“Part of preparedness is having a plan,” McDeavitt said. “You don’t want to make that plan as the hurricane is barreling down the coast. You need to prepare now, when the sun is out and the weather is clear.”

Something important to consider is deciding whether or not to evacuate. This depends in large part on how dependent you are on others or on technology for your care.

Individuals who rely on equipment in their home, such as ventilators or CPAP machines, and anyone who is frail, elderly or has a disability should consider where they will go if a hurricane is approaching.

“The sicker you are, the more dependent you are on others for care and the more dependent you are on technology for your care, the better off you are evacuating early if you can do so safely,” McDeavitt said. “That means getting out well ahead of the weather event. The danger is you get caught up in the last-minute rush to evacuate and you end up stuck on the highway.”

Many state and local governments provide online hurricane resources updating areas at risk and evacuations routes. People should become familiar with those resources in advance of a crisis.

McDeavitt emphasized that for those at risk, getting out early is a good idea and leaving at the last minute probably is a bad idea. It is a good idea to familiarize yourself with emergency shelter options in your community, in the event of worst-case scenario.

If you rely on durable medical equipment (DME)—for example, oxygen cylinders—include your DME provider in your emergency planning. Likewise, if you rely on home health services or dialysis, they should be included in your advanced planning as well.

Those who are dependent on equipment in their home and decide to weather the storm should be sure that they have an emergency generator, and know what public emergency shelter options are available.

Here are some other items McDeavitt suggests having on hand:

A supply of clean water, sufficient to last for 2–3 days, is critical for everyone
Anyone with prescription medications should get refills ahead of the storm
Individuals with chronic illness should have enough supplies to manage the illness for a 5-to-7-day period
Those with medical conditions that are sensitive to dietary intake, such as diabetes or borderline congestive heart failure, should have appropriate food on hand
Maintain a very basic first aid kit—band aids, sterile gauze, over-the-counter anti-diarrheal medication and antibiotic ointment
Because part of health is maintaining connection and being safe, McDeavitt also suggests keeping backup batteries, a radio and backup power for your cell phone on hand.
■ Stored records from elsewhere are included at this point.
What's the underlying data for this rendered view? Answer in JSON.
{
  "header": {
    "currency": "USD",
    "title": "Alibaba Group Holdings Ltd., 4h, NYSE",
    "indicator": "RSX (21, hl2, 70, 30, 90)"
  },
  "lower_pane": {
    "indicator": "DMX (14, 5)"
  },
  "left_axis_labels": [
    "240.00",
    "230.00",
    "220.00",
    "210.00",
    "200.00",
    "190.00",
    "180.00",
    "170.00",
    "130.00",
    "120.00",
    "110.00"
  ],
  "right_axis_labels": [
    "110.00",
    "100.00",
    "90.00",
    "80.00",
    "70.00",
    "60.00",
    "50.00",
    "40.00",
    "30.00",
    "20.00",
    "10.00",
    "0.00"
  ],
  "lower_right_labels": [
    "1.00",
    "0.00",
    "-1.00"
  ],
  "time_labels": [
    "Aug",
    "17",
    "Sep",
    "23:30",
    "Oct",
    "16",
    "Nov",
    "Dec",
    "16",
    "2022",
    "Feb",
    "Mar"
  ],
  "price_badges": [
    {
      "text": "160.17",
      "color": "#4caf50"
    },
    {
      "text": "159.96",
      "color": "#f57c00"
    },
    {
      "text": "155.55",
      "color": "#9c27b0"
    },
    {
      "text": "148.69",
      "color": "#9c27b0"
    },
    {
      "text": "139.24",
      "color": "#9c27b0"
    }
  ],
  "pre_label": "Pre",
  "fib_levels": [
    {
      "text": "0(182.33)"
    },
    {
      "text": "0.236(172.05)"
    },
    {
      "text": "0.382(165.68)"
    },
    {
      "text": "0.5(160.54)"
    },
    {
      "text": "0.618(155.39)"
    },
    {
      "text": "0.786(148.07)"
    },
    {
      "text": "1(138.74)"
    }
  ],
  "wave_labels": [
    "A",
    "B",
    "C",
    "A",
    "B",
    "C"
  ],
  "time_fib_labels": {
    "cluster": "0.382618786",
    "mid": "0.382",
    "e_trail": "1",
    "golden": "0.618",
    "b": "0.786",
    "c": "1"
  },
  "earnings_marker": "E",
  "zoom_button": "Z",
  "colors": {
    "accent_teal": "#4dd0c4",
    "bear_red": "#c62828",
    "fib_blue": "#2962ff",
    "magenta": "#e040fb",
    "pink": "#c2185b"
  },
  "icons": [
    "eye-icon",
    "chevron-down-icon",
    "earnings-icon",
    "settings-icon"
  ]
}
In advance of a major weather event, familiarize yourself with reliable sources of information regarding emergency alerts.

Anyone who is immune compromised or vulnerable for complications from COVID should be sure they are vaccinated and boosted and should consider wearing a mask in crowded places if they have to evacuate from their home during the storm.